HMV slumps to an annual loss of £16.2m – but the troubled music retailer says its recovery is on track as it ramps up sales of electronic devices.
The group, which operates 252 stores, expects profits of at least £10m this year as it drives more business from selling the latest iPad, Google’s Nexus tablet and wireless headphones alongside its CDs and DVDs.
It fell into a loss for the 52 weeks to April 28 after a “turbulent” year that saw like-for-like sales slide 12 per cent amid fierce online competition.
The company’s rescue plan has seen it sign a new deal with suppliers, including Universal Music, while it sold its Waterstones book chain and Hammersmith Apollo venue to get to grips with its debt mountain.
Electronic devices now represent 11 per cent of its business after it rolled out an extended range to 144 stores and it said it will revamp a further 25 stores in coming months.
Chief Executive Simon Fox, who will be replaced next month by former boss of camera retailer Jessops Trevor Moore, said: “The last year has been a difficult and challenging one for HMV and, as expected, this is reflected in our annual results.
“Although we have clearly been through a turbulent period, our financial position is now stable thanks to the support of our suppliers, banks and colleagues, and I am confident, as I hand over the reins to Trevor Moore, that HMV has a secure future under his leadership.”
HMV’s confirmation that it is on-track to return to profit came as a relief to the City, with shares rising 5 per cent, amid fears that its performance may have worsened in recent weeks following the announcement that Mr Fox and his finance director David Wolffe would step down.
Shares rose 10 per cent but the company is still worth just £16.4m, having seen its stock tumble from 140p before the financial crisis to less than 4p today.

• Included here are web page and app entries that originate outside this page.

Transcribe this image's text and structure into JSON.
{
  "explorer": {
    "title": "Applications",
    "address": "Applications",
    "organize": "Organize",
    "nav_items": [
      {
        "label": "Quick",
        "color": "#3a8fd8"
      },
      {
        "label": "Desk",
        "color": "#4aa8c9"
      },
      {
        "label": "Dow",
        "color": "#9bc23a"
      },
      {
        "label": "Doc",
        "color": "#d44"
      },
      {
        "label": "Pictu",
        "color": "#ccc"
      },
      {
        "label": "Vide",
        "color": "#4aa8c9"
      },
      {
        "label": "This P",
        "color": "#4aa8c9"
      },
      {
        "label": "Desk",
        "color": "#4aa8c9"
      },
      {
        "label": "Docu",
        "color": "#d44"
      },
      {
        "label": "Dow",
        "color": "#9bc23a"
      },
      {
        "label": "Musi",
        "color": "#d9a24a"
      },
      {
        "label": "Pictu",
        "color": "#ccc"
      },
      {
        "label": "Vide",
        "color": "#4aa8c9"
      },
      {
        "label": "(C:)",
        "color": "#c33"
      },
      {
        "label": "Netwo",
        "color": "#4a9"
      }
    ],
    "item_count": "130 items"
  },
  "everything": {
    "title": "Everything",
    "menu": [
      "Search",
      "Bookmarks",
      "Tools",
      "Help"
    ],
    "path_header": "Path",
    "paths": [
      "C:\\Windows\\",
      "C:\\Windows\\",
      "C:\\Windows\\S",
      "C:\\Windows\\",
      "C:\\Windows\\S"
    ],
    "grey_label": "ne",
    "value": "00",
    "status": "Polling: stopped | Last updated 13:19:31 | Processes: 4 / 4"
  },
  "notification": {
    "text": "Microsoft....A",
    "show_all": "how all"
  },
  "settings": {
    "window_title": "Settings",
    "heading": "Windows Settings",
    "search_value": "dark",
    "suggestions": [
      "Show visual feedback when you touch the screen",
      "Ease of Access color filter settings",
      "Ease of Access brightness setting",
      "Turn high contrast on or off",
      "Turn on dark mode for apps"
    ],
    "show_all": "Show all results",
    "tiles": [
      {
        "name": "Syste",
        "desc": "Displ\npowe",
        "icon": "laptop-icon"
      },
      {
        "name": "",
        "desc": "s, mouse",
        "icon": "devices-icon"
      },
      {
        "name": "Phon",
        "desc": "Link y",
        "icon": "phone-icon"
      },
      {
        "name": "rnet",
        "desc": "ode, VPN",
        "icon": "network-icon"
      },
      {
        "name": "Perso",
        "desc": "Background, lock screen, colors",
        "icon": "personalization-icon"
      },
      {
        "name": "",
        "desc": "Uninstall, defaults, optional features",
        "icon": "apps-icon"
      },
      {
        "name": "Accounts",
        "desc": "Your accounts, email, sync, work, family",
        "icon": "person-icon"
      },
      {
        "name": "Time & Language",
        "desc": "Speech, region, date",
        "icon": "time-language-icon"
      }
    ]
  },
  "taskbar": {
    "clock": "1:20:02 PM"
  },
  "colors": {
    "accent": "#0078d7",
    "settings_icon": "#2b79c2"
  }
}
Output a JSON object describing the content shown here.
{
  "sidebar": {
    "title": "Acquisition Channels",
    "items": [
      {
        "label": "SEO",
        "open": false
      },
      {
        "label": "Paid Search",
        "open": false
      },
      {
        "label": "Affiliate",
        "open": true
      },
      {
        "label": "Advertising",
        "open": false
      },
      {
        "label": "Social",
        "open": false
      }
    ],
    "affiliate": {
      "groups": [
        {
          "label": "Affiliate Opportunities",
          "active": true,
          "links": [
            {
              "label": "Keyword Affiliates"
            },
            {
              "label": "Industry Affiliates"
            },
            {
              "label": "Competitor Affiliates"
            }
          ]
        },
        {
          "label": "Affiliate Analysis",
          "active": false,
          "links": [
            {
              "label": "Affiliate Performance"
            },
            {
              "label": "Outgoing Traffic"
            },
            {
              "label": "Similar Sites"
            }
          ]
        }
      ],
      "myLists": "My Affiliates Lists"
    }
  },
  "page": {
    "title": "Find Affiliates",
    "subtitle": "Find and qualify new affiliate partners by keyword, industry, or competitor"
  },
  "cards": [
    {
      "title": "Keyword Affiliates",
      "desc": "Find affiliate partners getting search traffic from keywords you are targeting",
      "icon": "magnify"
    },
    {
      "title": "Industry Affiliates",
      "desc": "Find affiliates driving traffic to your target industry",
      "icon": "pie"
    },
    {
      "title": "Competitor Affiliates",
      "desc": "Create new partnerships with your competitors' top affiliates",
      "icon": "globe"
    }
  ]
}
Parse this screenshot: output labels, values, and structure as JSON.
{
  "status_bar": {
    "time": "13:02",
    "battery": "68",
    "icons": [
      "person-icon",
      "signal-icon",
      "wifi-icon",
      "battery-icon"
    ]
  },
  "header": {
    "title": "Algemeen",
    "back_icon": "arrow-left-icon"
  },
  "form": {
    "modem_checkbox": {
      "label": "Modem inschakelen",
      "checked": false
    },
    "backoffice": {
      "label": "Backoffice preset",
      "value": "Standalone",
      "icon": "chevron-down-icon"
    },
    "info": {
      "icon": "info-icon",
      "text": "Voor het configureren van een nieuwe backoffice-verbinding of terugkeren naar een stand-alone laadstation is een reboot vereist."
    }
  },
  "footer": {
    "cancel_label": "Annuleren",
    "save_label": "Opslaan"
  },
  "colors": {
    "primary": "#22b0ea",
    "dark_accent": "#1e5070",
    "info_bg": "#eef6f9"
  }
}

Its retail arm saw total sales fall 20.8 per cent and made operating profits of just £1.3m, which was £2m lower than the previous year, after it closed 22 more stores than it opened over the year.
HMV said the market for games, music and films on DVDs or CDs have all shrunk by between 10 per cent and 20 per cent over the year as more people download content from the internet. However, it was encouraged by market share gains in the final quarter.
It hopes sales of computer games will benefit following the demise of rival Game earlier this year, although some analysts have doubted this, pointing out that it failed to gain a noticeable uplift from the collapse of Zavvi in 2008.
Following the sale of the Hammersmith Apollo for £32m, which the company called a “critical requirement”, HMV is still looking to offload the remainder of its HMV Live business, which runs numerous venues and a number of festivals including Lovebox in London and Global Gathering near Stratford-upon-Avon. It today booked a £37.1m charge for the business.
But Seymour Pierce analyst Kate Calvert remained unimpressed by the turnaround plans, saying the business has “potentially insurmountable structural issues”.